Philosophy of mind – a branch of philosophy that studies the nature of the mind and the brain (mind–body problem) – has reaches in computer science and artificial intelligence, specifically if a simulated mind is conscious, or if a sufficiency advanced artificial intelligence is a substitute for consciousness. Computational theory of mind is view that the human mind or the human brain (or both) is an information processing system and that thinking is a form of computing, a view endorsed by philosopher Daniel Dennett, who argues that artificial systems can have ‘intentionality’ and ‘understanding’. Philosopher John Searle, invoking a thought experiment he devised called the Chinese room, counters, arguing that while a computable mind may seem like it has ‘understanding’ to an outsider, it doesn’t. This is an example of how philosophy borrows from STEM subjects such as neurology and computer science.
Free will vs. determinism is an age-old philosophical debate that has attracted the attention of quantum physicists. If the universe is entirely deterministic, it may imply humans have no free will. Philosopher and cognitive scientist Sam Harriss rejects free will; Daniel Dennett endorses compatibilism, which mixes some free will with determinism. This also ties into quantum mechanics, in an article from Scientific American The Quantum Physics of Free Will:
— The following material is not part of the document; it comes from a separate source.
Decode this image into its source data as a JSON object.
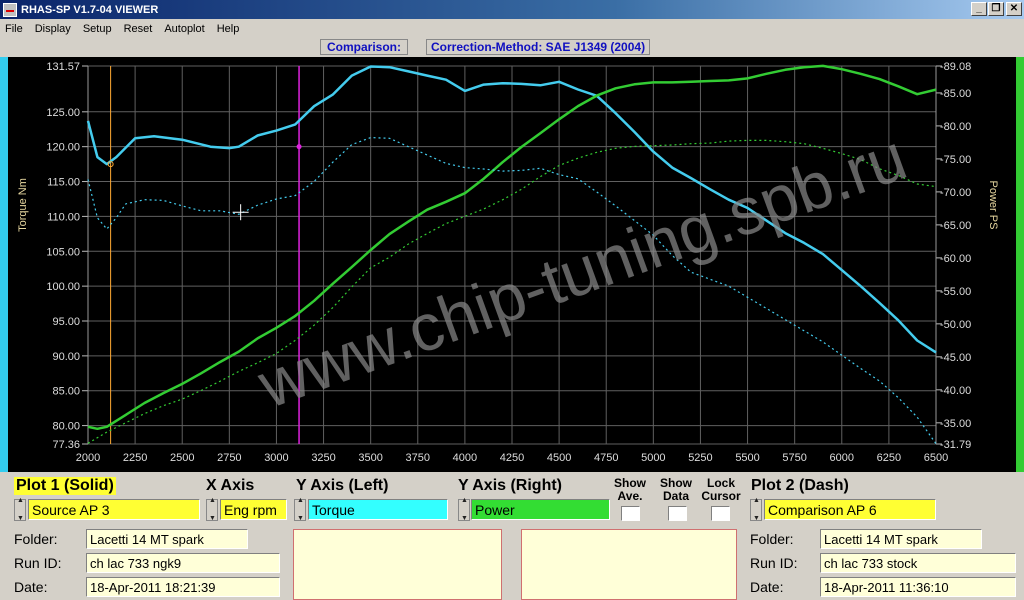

More recently, quantum-gravity theorist and blogger Sabine Hossenfelder has offered some thoughts. In a 2012 paper, she suggests that there is a third way between determinism and randomness: what she calls “free-will functions,” whose outputs are fully determined but unpredictable. Only those who know the function know what will happen. This is distinct from deterministic chaos, in which the function is universally known but the initial conditions are imperfectly known.
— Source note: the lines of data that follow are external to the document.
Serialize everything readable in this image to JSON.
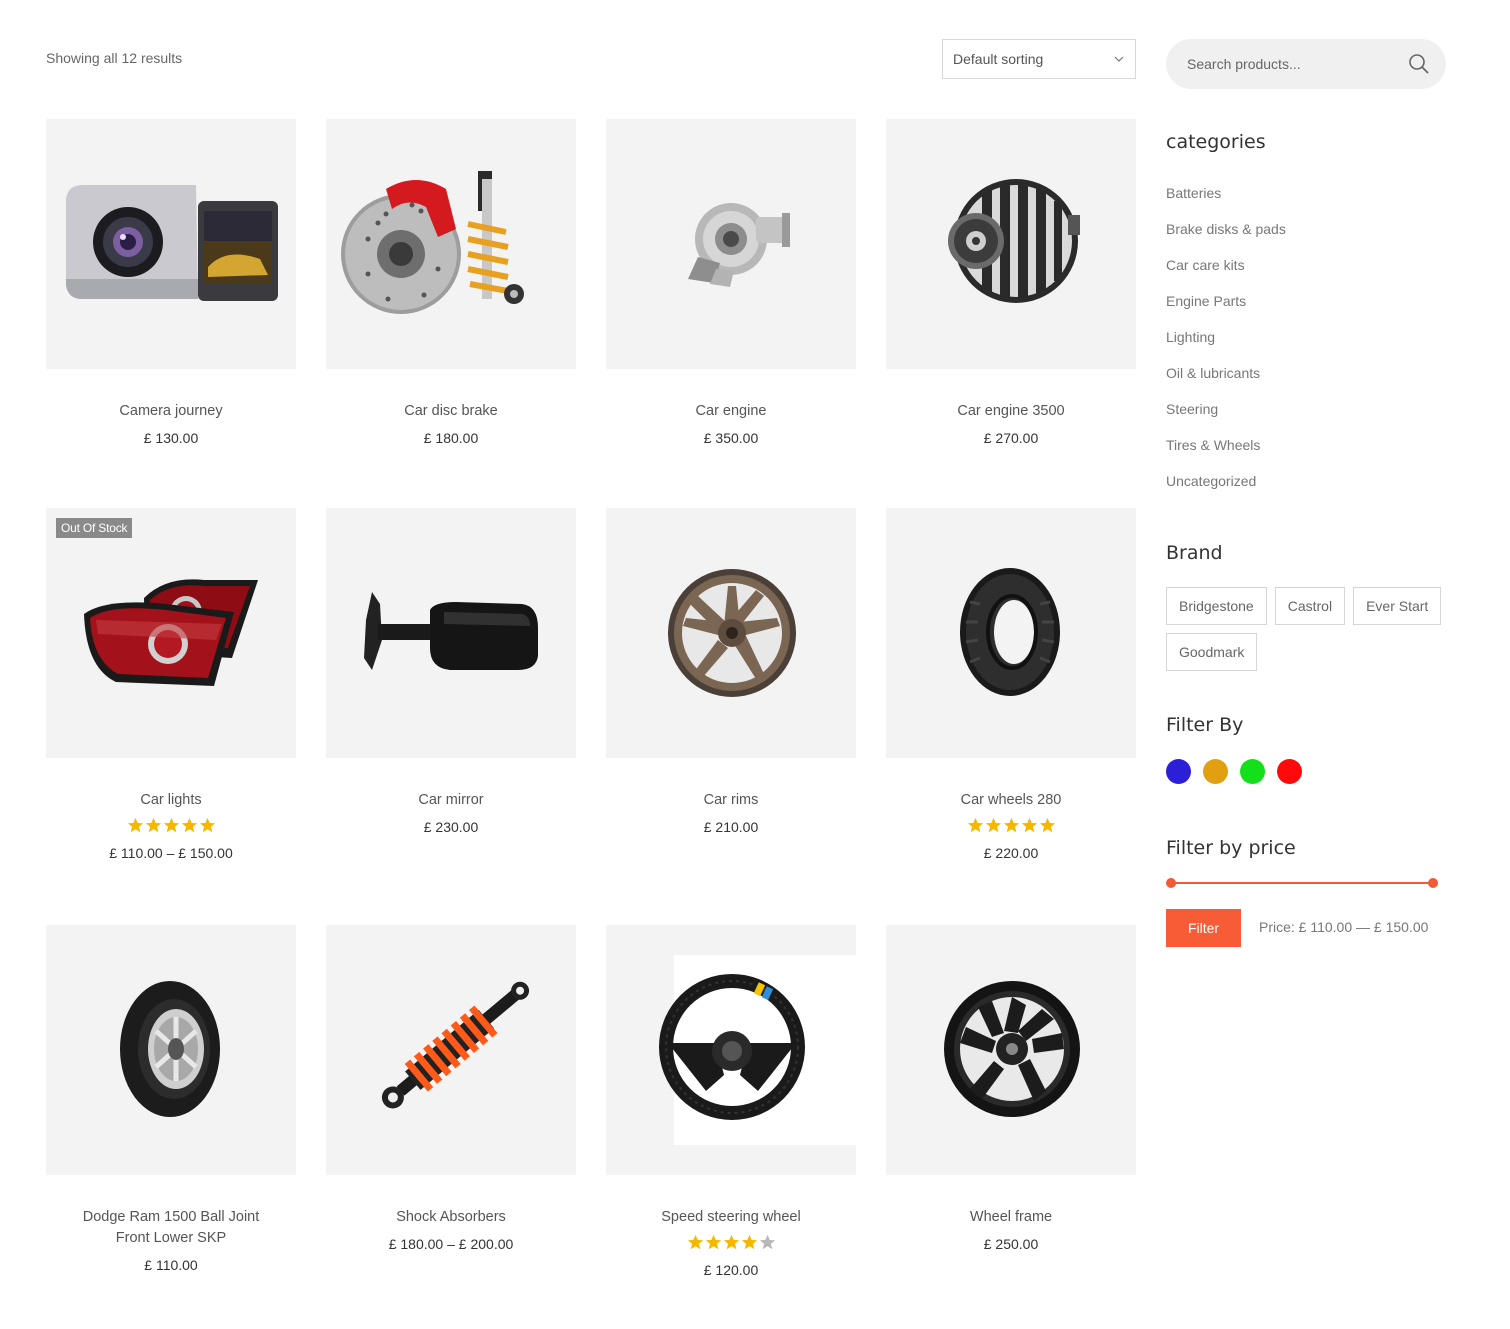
{
  "toolbar": {
    "results_text": "Showing all 12 results",
    "sort_selected": "Default sorting"
  },
  "products": [
    {
      "name": "Camera journey",
      "price": "£ 130.00",
      "rating": null,
      "badge": null,
      "icon": "dashcam-image"
    },
    {
      "name": "Car disc brake",
      "price": "£ 180.00",
      "rating": null,
      "badge": null,
      "icon": "disc-brake-image"
    },
    {
      "name": "Car engine",
      "price": "£ 350.00",
      "rating": null,
      "badge": null,
      "icon": "turbocharger-image"
    },
    {
      "name": "Car engine 3500",
      "price": "£ 270.00",
      "rating": null,
      "badge": null,
      "icon": "alternator-image"
    },
    {
      "name": "Car lights",
      "price": "£ 110.00 – £ 150.00",
      "rating": 5,
      "badge": "Out Of Stock",
      "icon": "tail-lights-image"
    },
    {
      "name": "Car mirror",
      "price": "£ 230.00",
      "rating": null,
      "badge": null,
      "icon": "side-mirror-image"
    },
    {
      "name": "Car rims",
      "price": "£ 210.00",
      "rating": null,
      "badge": null,
      "icon": "bronze-rim-image"
    },
    {
      "name": "Car wheels 280",
      "price": "£ 220.00",
      "rating": 5,
      "badge": null,
      "icon": "tire-image"
    },
    {
      "name": "Dodge Ram 1500 Ball Joint Front Lower SKP",
      "price": "£ 110.00",
      "rating": null,
      "badge": null,
      "icon": "wheel-tire-image"
    },
    {
      "name": "Shock Absorbers",
      "price": "£ 180.00 – £ 200.00",
      "rating": null,
      "badge": null,
      "icon": "shock-absorber-image"
    },
    {
      "name": "Speed steering wheel",
      "price": "£ 120.00",
      "rating": 4,
      "badge": null,
      "icon": "steering-wheel-image"
    },
    {
      "name": "Wheel frame",
      "price": "£ 250.00",
      "rating": null,
      "badge": null,
      "icon": "black-rim-image"
    }
  ],
  "sidebar": {
    "search_placeholder": "Search products...",
    "categories_title": "categories",
    "categories": [
      "Batteries",
      "Brake disks & pads",
      "Car care kits",
      "Engine Parts",
      "Lighting",
      "Oil & lubricants",
      "Steering",
      "Tires & Wheels",
      "Uncategorized"
    ],
    "brand_title": "Brand",
    "brands": [
      "Bridgestone",
      "Castrol",
      "Ever Start",
      "Goodmark"
    ],
    "filter_by_title": "Filter By",
    "color_swatches": [
      "#2b1fd8",
      "#e0a011",
      "#13e01a",
      "#ff0a0a"
    ],
    "price_title": "Filter by price",
    "filter_button": "Filter",
    "price_range": "Price: £ 110.00 — £ 150.00"
  },
  "colors": {
    "accent": "#f75c36",
    "star": "#f5b800",
    "star_empty": "#b8b8b8"
  }
}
There is also the ‘many worlds’ interpretation of quantum mechanics, to reconcile determinism and free will by postulating that every possible event or outcome resides in a discrete universe that doesn’t interact with other universes.
The demarcation problem, in the philosophy of science, is about how to distinguish between science and pseudoscience. Karl Popper argued that science, in contrast to pseudoscience, can be falsified. Russell’s teapot, is an analogy or thought experiment, coined by the philosopher Bertrand Russell (1872–1970), to illustrate that the philosophic burden of proof lies upon a person making scientifically unfalsifiable claims, rather than shifting the burden of disproof to others. It’s impossible for someone to disprove within reason (without checking every square inch of space) the existence of the teapot. This ties into string theory, because the concern is that it cannot be falsified by any existing technology or scientific method. String theory may ‘never be wrong’, since it can always be ‘modified’ when new evidence is introduced that challenges (such as the failure to discover supersymmetry) the theory. Concepts such as the ‘multiverse’ are also impossible to falsify. It doesn’t mean these concepts are not fruitful (in the mathematical sense) or possibly correct, but right now there are no ways to test them.
That’s enough examples. It’s obvious that philosophy has extended its tentacles to all STEM subjects. In many ways, STEM complements philosophy by filling gaps of knowledge, or by providing new perspectives or angles of inquiry on timeless questions.